BEGIN

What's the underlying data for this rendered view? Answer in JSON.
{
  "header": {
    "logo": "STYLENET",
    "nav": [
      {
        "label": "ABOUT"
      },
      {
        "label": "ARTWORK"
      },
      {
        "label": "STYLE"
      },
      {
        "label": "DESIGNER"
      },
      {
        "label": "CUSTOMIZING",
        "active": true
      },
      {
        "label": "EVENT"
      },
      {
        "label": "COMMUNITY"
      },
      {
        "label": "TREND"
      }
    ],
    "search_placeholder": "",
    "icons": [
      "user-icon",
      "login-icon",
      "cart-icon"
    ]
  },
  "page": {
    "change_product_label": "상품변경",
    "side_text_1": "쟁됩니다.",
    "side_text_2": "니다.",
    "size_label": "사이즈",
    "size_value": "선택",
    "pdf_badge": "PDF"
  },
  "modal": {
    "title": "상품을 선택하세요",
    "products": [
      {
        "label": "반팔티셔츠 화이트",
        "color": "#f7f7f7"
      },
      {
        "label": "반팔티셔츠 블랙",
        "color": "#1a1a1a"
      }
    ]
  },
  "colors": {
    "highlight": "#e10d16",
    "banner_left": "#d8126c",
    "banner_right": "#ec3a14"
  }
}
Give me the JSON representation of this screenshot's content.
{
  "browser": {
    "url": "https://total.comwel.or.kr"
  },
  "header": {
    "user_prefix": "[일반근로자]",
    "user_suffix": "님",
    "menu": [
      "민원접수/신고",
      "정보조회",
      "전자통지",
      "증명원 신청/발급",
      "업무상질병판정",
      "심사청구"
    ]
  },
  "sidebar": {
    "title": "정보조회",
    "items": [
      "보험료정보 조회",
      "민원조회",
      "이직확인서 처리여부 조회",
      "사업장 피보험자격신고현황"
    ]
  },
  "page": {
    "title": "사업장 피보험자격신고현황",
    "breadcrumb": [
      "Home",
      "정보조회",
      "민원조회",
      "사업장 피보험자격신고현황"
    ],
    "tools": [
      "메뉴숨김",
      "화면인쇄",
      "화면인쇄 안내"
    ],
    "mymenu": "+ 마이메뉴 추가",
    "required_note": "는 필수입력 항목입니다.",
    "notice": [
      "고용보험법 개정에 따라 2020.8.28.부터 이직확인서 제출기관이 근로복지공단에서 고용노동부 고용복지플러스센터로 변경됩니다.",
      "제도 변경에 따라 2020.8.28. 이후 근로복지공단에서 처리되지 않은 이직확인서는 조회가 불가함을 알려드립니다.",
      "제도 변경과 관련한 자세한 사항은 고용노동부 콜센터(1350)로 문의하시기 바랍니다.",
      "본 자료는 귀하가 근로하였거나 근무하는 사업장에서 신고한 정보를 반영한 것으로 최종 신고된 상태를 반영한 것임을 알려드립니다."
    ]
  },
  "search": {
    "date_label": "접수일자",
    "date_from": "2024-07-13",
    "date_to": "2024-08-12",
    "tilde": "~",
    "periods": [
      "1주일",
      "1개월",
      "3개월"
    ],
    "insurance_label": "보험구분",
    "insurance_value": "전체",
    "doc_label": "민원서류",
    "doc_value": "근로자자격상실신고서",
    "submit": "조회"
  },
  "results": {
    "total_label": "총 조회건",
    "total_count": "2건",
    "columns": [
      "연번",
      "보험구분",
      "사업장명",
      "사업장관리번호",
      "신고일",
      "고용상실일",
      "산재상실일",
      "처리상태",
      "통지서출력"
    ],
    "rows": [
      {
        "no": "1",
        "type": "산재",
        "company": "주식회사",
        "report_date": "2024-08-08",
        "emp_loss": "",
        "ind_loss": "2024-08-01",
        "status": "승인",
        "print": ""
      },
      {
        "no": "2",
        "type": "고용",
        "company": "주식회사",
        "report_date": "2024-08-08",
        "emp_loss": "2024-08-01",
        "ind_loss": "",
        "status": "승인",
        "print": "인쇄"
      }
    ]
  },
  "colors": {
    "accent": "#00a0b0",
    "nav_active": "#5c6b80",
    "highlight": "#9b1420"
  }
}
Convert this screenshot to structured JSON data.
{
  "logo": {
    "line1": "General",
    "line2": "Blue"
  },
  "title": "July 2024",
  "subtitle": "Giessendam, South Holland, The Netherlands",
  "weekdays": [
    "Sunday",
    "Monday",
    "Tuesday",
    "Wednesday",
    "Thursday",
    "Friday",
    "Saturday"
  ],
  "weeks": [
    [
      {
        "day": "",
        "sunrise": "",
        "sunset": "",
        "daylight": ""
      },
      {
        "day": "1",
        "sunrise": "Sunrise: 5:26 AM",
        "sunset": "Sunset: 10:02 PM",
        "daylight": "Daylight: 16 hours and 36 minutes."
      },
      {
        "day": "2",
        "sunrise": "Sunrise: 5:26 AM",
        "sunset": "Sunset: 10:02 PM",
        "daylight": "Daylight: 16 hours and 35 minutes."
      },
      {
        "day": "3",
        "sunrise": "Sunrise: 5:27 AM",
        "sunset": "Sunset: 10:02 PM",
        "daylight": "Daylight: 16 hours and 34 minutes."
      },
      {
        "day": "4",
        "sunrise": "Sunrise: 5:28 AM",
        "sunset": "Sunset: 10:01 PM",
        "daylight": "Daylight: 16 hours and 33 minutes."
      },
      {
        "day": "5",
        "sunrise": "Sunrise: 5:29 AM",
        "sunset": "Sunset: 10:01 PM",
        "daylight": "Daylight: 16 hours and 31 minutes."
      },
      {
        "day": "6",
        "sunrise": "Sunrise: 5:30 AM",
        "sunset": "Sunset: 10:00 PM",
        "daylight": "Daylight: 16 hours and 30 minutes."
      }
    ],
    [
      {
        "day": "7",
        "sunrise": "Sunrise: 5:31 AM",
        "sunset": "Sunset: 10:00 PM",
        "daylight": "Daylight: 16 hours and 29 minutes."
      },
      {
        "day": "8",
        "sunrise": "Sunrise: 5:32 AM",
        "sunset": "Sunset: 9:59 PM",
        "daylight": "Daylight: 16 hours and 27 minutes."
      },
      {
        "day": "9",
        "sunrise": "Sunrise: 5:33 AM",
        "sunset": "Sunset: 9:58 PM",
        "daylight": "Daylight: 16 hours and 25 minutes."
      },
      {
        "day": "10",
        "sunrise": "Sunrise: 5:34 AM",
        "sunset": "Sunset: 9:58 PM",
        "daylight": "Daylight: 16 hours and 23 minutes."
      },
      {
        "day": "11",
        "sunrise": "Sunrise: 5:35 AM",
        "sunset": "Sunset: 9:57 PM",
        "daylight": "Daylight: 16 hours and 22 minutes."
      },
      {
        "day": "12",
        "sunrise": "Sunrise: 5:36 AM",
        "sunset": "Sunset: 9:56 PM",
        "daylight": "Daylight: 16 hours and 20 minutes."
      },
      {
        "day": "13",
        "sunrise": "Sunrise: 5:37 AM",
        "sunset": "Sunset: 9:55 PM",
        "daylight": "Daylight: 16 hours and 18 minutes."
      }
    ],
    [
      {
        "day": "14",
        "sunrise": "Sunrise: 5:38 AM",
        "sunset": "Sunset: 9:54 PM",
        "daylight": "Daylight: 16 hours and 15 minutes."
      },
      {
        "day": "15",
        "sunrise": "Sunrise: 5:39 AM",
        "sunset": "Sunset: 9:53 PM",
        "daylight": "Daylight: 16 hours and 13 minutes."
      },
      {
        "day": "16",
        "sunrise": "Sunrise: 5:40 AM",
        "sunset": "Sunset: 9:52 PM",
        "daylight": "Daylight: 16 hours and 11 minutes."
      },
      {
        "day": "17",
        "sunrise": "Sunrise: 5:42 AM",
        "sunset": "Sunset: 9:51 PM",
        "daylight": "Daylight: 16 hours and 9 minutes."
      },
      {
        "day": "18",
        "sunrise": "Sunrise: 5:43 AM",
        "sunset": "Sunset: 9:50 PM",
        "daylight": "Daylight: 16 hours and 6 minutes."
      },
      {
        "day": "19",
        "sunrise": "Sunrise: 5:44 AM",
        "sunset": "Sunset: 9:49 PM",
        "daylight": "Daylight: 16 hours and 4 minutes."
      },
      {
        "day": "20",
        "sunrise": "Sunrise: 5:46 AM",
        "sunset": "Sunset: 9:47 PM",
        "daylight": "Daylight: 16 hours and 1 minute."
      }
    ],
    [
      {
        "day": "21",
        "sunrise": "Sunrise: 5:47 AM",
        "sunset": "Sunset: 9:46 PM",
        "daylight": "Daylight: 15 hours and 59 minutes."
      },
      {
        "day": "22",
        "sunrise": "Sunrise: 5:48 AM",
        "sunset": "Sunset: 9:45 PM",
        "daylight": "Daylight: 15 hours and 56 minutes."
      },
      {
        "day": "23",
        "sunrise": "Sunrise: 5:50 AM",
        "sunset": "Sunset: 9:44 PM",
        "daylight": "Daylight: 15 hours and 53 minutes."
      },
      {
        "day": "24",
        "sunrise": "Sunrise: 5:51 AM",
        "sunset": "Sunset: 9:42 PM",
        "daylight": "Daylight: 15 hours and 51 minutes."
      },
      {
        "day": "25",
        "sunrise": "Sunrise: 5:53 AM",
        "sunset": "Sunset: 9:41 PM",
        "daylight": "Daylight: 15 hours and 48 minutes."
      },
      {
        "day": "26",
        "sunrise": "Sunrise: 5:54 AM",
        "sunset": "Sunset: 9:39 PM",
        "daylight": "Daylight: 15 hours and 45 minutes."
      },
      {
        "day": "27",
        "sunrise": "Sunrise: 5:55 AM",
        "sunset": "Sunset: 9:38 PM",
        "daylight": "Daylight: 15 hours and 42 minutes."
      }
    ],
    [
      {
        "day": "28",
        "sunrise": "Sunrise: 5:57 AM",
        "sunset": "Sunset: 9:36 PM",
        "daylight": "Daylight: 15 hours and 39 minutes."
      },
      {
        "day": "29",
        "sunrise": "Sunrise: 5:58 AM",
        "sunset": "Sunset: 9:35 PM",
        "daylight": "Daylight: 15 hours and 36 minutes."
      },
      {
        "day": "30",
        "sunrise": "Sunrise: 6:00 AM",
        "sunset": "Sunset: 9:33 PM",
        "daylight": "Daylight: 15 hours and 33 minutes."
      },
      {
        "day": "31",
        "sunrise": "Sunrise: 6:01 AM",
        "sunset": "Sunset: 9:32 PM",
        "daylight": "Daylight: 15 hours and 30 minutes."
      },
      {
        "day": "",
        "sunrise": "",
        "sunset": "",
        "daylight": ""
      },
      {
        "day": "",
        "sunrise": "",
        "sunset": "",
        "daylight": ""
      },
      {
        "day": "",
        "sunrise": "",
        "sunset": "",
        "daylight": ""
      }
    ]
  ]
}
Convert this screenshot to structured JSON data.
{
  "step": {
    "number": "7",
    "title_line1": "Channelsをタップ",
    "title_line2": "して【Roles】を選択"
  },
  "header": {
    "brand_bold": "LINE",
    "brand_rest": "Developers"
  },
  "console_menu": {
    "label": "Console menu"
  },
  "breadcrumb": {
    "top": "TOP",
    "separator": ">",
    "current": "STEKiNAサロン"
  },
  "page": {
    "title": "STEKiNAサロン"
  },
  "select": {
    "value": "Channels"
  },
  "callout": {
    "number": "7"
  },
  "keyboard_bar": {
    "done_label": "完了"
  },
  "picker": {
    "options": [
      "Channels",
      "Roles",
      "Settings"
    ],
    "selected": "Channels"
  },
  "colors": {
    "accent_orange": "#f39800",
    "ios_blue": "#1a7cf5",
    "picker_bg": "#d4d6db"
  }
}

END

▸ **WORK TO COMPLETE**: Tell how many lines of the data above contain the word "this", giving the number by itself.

▸ **REPLY**: 4